Problem, research strategy, and findings: Several cities have canceled their Olympic bids in recent years because of local protests and referenda. Bidding cities now face a new political reality as they debate whether a bid is in the best interests of local stakeholders. We present a case study of Boston's (MA) ultimately unsuccessful bid to be the U.S. city selected to host the 2024 Olympic Games. Boston 2024, a nonprofit organization, prepared 2 sequential bids. We ask whether, how, and why Boston 2024 changed its planning approach from the 1st to the 2nd bid to respond to significant protests over its failure to meaningfully involve stakeholders, identify specific legacies, and provide accurate cost details. Our findings are limited by our focus on a single case, the small number of interviewees, and the constraints of ethnographic work. Boston 2024 shifted from an elite-driven process to a more inclusive one, from making generic claims about the impact of hosting the Games to describing local legacies, and from opaque budgets to transparent ones. Boston 2024 did not involve city planners in meaningful ways or engage fully with opponents. These changes were thus not sufficient to overcome substantial local distrust and opposition.
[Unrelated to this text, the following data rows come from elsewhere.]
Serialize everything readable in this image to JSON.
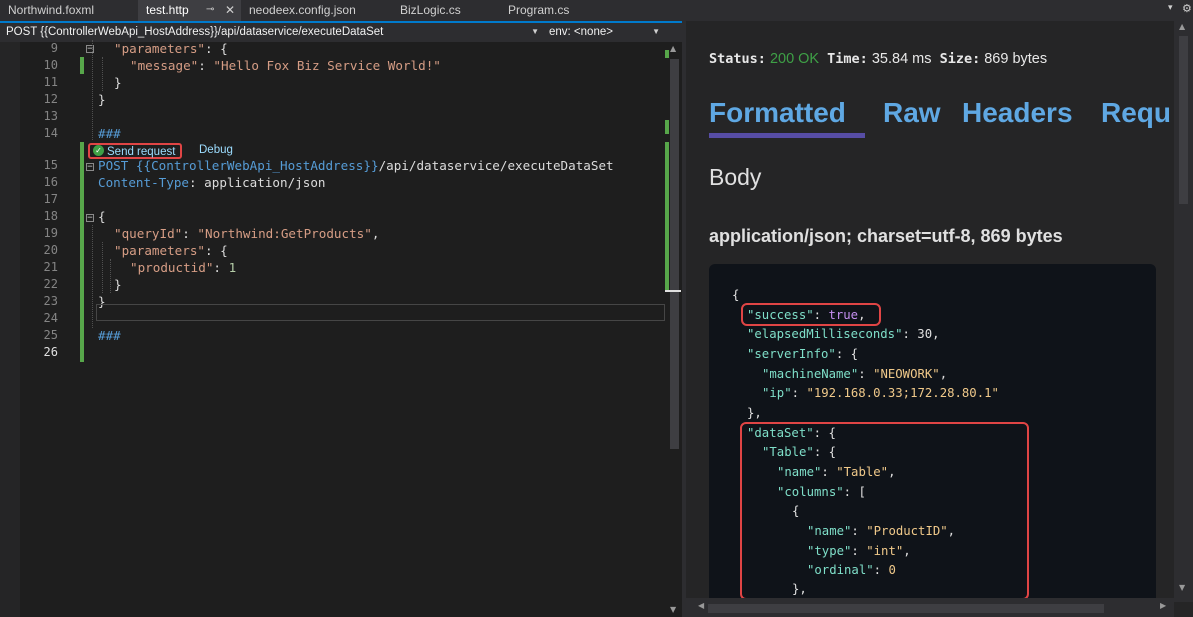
{
  "tabs": [
    {
      "label": "Northwind.foxml",
      "active": false
    },
    {
      "label": "test.http",
      "active": true
    },
    {
      "label": "neodeex.config.json",
      "active": false
    },
    {
      "label": "BizLogic.cs",
      "active": false
    },
    {
      "label": "Program.cs",
      "active": false
    }
  ],
  "tab_icons": {
    "pin": "pin-icon",
    "close": "close-icon"
  },
  "navbar": {
    "request_combo": "POST {{ControllerWebApi_HostAddress}}/api/dataservice/executeDataSet",
    "env_combo": "env: <none>"
  },
  "editor": {
    "line_numbers": [
      "9",
      "10",
      "11",
      "12",
      "13",
      "14",
      "15",
      "16",
      "17",
      "18",
      "19",
      "20",
      "21",
      "22",
      "23",
      "24",
      "25",
      "26"
    ],
    "lines": {
      "l9_key": "\"parameters\"",
      "l9_rest": ": {",
      "l10_key": "\"message\"",
      "l10_sep": ": ",
      "l10_val": "\"Hello Fox Biz Service World!\"",
      "l11": "}",
      "l12": "}",
      "l14": "###",
      "l15_method": "POST",
      "l15_var": " {{ControllerWebApi_HostAddress}}",
      "l15_path": "/api/dataservice/executeDataSet",
      "l16_hdr": "Content-Type",
      "l16_val": ": application/json",
      "l18": "{",
      "l19_key": "\"queryId\"",
      "l19_sep": ": ",
      "l19_val": "\"Northwind:GetProducts\"",
      "l19_end": ",",
      "l20_key": "\"parameters\"",
      "l20_rest": ": {",
      "l21_key": "\"productid\"",
      "l21_sep": ": ",
      "l21_val": "1",
      "l22": "}",
      "l23": "}",
      "l25": "###"
    },
    "codelens": {
      "send": "Send request",
      "debug": "Debug"
    }
  },
  "response": {
    "status_label": "Status:",
    "status_value": "200 OK",
    "time_label": "Time:",
    "time_value": "35.84 ms",
    "size_label": "Size:",
    "size_value": "869 bytes",
    "tabs": [
      "Formatted",
      "Raw",
      "Headers",
      "Requ"
    ],
    "active_tab": "Formatted",
    "body_heading": "Body",
    "content_type": "application/json; charset=utf-8, 869 bytes",
    "json": {
      "open": "{",
      "success_key": "\"success\"",
      "success_val": "true",
      "elapsed_key": "\"elapsedMilliseconds\"",
      "elapsed_val": "30",
      "server_key": "\"serverInfo\"",
      "machine_key": "\"machineName\"",
      "machine_val": "\"NEOWORK\"",
      "ip_key": "\"ip\"",
      "ip_val": "\"192.168.0.33;172.28.80.1\"",
      "close_obj": "},",
      "dataset_key": "\"dataSet\"",
      "table_key": "\"Table\"",
      "name_key": "\"name\"",
      "table_name_val": "\"Table\"",
      "columns_key": "\"columns\"",
      "arr_open": "[",
      "obj_open": "{",
      "col_name_val": "\"ProductID\"",
      "type_key": "\"type\"",
      "type_val": "\"int\"",
      "ordinal_key": "\"ordinal\"",
      "ordinal_val": "0",
      "obj_close": "},"
    }
  },
  "colors": {
    "accent": "#007acc",
    "status_ok": "#3ea046",
    "highlight_box": "#e04545",
    "tab_link": "#5fa8e3",
    "tab_underline": "#574da5"
  }
}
Takeaway for practice: Cities considering mega-event bids should encourage a fully participatory planning process that provides genuine local legacies and is transparent about costs and who will bear overruns. City planners would contribute significantly to bid planning that meets these objectives. Cities should also pressure Olympic organizations to make supportive changes in their selection requirements.